NASHVILLE — A debate over voters' ability to participate in the party primary of their choice is in full swing in Dayton, Tenn., after the city mayor's wife says she was told Wednesday her vote "will be rejected" as she sought to vote in the Aug. 2 GOP primary.
"I'm still in shock," Maxine Vincent, wife of Dayton Mayor Bob Vincent said.
There were unconfirmed reports that as many as five other voters had their effort to cast ballots in the GOP primary challenged by Republican election officials.
Vincent, who acknowledged usually voting for Democrats, and her husband are longtime friends and now supporters of Republican Ron Travis, of Dayton. He is running against state Rep. Jim Cobb, R-Spring City, in the House District 31 GOP primary, which is among the contests on the primary ballot. Early voting started last Friday.
Rhea County Administrator of Elections Theresa Snyder, who Vincent said challenged her voting in the GOP primary, said in an interview that "the way the state law reads you can be challenged in a political primary for several reasons."
Snyder said a primary "is for the purpose members of that party to select a nominee to appear on the November ballot. And I think that kind of speaks for itself."
Tennessee law says a registered voter is entitled to vote in a primary election if the voter is a "bona fide member of and affiliated with the political party in whose primary the voter seeks to vote; or at the time the voter seeks to vote, the voter declares allegiance to the political party in whose primary the voter seeks to vote and states the voter intends to affiliate with that party."
Snyder confirmed Vincent did take the oath as she was asked a series of questions about her allegiance to the Republican Party. But she added that "the three judges verified her voting history and made their decision."
"Obviously, she has a strong history voting for one party, not the party she asked to vote in," Snyder said.
Since it was a Republican primary, the panel was comprised of Republicans. Vincent said Snyder was one of the judges. Asked about that, Snyder would only say it was "three judges." When pressed about her participation, she told a reporter to call the state election coordinator's office and then hung up.
Vincent said the challenge was lodged by Snyder herself shortly after she attempted to pick up a GOP primary ballot. She said Snyder first went to the front office and could be seen speaking on the telephone to someone. She said she could not tell who was on the other end of the conversation.
After she swore the oath, Vincent said, Snyder and the other two Republican judges voted no. She said she asked Snyder whether that meant she couldn't vote and the election administrator said, "you can vote on a ballot, but it will be rejected."
Vincent said she did, but noted, "I wish I had just walked out and not voted ... I guess I was just shocked."
Travis said he was dismayed over what happened.
"There are rules and processes that we have to follow," he said. "But we've got a unique situation here" because only he and Cobb are running the GOP primary and there is no Democrat running in the House race this fall.
"This is the primary and this is the general," he said. "There are only two candidates running.

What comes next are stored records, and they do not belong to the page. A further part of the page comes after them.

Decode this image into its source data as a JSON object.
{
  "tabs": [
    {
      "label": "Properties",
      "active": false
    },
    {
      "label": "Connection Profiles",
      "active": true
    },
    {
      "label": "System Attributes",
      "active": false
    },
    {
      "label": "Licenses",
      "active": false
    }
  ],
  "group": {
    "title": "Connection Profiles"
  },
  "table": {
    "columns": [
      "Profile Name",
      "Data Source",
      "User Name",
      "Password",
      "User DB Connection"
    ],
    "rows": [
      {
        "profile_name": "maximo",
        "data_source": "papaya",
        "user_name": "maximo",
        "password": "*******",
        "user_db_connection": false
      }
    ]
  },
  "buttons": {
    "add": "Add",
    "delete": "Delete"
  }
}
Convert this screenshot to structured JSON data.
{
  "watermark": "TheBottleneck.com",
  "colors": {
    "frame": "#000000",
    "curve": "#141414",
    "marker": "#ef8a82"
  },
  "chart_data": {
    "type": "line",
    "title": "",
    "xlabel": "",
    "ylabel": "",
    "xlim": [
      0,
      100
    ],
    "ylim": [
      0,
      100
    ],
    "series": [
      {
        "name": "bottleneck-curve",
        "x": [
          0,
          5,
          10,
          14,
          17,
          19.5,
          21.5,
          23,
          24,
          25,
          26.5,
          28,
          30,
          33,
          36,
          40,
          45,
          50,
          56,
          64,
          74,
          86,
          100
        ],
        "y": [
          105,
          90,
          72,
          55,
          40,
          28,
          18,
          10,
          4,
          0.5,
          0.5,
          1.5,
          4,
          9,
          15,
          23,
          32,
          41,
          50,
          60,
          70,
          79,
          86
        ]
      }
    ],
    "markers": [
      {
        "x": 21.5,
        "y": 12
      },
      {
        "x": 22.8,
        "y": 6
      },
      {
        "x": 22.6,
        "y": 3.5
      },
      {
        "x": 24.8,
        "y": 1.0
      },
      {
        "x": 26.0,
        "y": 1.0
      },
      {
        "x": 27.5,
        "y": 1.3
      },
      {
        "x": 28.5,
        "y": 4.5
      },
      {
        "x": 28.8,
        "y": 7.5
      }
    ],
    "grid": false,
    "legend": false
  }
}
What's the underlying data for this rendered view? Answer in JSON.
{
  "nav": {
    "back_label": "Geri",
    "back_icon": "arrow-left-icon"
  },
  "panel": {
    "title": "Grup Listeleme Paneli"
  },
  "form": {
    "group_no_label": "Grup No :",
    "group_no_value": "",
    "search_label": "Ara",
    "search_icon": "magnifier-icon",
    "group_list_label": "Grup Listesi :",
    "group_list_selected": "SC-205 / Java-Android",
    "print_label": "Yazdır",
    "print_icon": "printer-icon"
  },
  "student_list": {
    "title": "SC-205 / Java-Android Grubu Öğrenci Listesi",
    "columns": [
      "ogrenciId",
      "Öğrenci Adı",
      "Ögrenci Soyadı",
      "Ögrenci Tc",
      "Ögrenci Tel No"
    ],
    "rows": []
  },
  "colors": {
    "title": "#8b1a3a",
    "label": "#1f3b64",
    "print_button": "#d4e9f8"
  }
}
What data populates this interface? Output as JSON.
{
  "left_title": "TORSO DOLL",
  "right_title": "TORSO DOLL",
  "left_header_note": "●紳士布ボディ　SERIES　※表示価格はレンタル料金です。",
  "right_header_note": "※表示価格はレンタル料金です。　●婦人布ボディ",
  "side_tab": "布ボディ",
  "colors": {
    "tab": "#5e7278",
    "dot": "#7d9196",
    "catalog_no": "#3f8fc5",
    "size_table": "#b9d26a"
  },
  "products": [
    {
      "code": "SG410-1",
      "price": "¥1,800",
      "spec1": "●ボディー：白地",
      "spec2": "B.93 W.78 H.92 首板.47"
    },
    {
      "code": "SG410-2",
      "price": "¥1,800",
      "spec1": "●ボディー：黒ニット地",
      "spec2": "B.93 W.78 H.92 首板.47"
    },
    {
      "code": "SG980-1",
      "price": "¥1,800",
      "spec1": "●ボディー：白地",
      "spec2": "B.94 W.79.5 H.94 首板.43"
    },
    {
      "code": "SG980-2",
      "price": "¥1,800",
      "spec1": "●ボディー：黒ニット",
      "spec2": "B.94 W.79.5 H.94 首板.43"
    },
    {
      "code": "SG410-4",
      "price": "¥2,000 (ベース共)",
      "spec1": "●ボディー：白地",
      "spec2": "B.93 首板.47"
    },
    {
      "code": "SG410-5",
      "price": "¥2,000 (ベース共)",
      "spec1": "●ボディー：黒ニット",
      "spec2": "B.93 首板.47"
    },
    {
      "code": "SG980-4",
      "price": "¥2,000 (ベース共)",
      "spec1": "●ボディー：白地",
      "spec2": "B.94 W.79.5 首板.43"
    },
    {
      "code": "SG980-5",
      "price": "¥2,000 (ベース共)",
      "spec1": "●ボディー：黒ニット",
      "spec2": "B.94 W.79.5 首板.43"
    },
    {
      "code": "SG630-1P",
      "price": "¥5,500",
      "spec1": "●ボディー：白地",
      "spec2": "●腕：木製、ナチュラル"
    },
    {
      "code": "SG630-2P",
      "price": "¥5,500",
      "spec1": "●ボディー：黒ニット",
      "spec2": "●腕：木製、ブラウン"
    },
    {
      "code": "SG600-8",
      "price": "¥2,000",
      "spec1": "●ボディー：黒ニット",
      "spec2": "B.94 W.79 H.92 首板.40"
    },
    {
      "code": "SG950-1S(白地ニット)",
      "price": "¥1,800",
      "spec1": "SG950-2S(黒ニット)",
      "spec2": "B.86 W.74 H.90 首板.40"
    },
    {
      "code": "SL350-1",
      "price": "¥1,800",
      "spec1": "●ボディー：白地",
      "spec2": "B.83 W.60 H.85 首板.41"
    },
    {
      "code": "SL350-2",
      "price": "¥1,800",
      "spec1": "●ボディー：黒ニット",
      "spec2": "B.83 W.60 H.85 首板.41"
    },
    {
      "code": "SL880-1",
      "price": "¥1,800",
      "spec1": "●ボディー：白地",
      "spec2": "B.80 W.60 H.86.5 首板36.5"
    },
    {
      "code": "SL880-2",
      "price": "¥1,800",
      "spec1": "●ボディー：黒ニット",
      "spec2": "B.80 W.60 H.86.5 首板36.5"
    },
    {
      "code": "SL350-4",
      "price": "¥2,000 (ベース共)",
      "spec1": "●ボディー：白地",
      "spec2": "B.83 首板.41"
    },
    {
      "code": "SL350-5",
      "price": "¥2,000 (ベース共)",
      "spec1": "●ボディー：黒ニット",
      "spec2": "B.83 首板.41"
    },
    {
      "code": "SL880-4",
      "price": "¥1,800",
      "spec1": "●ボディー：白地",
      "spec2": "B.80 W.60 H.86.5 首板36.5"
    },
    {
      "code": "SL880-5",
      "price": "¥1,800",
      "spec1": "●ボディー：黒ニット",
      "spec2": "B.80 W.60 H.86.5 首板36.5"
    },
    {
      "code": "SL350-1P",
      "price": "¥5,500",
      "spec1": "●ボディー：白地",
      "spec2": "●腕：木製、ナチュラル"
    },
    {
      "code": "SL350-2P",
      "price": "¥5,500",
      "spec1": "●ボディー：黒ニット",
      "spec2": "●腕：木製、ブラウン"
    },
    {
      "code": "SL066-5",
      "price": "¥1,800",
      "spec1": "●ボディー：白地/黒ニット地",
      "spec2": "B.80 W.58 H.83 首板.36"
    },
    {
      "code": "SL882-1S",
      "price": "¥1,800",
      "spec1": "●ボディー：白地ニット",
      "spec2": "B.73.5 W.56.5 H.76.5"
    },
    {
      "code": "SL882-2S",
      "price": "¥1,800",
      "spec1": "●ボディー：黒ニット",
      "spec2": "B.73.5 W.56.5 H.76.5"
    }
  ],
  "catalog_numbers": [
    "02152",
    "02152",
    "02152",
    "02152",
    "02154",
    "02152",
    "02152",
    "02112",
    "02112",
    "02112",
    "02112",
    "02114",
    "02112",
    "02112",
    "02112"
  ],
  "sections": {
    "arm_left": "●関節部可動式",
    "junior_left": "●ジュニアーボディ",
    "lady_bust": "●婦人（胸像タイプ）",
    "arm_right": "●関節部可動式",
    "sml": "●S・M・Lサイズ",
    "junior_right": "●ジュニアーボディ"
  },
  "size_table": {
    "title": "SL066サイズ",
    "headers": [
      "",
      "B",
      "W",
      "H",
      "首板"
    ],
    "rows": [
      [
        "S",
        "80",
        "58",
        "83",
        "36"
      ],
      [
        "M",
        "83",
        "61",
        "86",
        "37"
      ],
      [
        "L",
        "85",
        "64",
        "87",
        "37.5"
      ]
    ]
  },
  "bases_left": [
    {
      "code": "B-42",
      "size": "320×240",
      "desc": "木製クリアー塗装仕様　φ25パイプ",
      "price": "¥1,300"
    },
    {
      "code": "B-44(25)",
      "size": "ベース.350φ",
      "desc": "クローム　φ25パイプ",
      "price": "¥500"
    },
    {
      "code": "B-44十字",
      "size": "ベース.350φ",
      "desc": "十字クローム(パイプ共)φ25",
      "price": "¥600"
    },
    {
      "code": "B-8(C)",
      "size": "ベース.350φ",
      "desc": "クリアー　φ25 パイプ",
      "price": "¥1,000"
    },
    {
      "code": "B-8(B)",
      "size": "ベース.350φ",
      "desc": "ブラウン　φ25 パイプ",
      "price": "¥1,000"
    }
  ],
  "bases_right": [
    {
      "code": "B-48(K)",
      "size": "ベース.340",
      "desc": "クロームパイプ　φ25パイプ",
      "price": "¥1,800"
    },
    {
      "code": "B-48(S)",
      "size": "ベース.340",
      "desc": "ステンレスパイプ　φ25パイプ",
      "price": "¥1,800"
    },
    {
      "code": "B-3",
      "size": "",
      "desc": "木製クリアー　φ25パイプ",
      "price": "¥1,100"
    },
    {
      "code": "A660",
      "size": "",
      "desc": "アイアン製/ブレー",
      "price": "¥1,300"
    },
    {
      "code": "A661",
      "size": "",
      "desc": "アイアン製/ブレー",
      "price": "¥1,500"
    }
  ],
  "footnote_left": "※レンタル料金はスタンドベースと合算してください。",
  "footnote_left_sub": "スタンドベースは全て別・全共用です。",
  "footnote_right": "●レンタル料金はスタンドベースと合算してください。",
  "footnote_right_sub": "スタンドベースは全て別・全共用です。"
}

But I do believe we need to follow the rules and the processes and the law. We're not to bend [them] to the benefit of any candidate."
He said he thinks Vincent was treated unfairly "if she raised her hand and took the oath of the Republican Party. For goodness sake, Ronald Reagan was once a Democrat."
Travis questioned whether the Republican Party challenged Vincent.
"I don't think so," he said, noting Cobb had publicly stated "he wasn't going to challenge anybody. I don't know who challenged the voters." He said he has been told as many as five people were blocked from voting in the GOP primary.
Travis said he too had pledged not to challenge primary voters.
Efforts to reach Cobb Wednesday evening were unsuccessful.
Tennessee has had a rich political history of Republicans crossing over into Democratic primaries to choose the more conservative candidate when Democrats controlled the state.
But with Republicans now in control of the General Assembly, there has been increasing talk among Republicans about requiring voters to register as Republicans or Democrats.
In an email response to questions posed by the Times Free Press, State Election Coordinator Mark Goins, a Republican, said "we have received complaints that people have been challenged on party membership. We have also had complaints that Democrats are planning to vote in the Republican primary. We started receiving calls on this issue before early voting started."
He said he anticipates taking no action to block additional challenges, saying "state law allows challenges based on party membership."
Andy Sher is a Nashville-based staff writer covering Tennessee state government and politics for the Times Free Press. A Washington correspondent from 1999-2005 for the Times Free Press, Andy previously headed up state Capitol coverage for The Chattanooga Times, worked as a state Capitol reporter for The Nashville Banner and was a contributor to The Tennessee Journal, among other publications. Andy worked for 17 years at The Chattanooga Times covering police, health care, county government, ...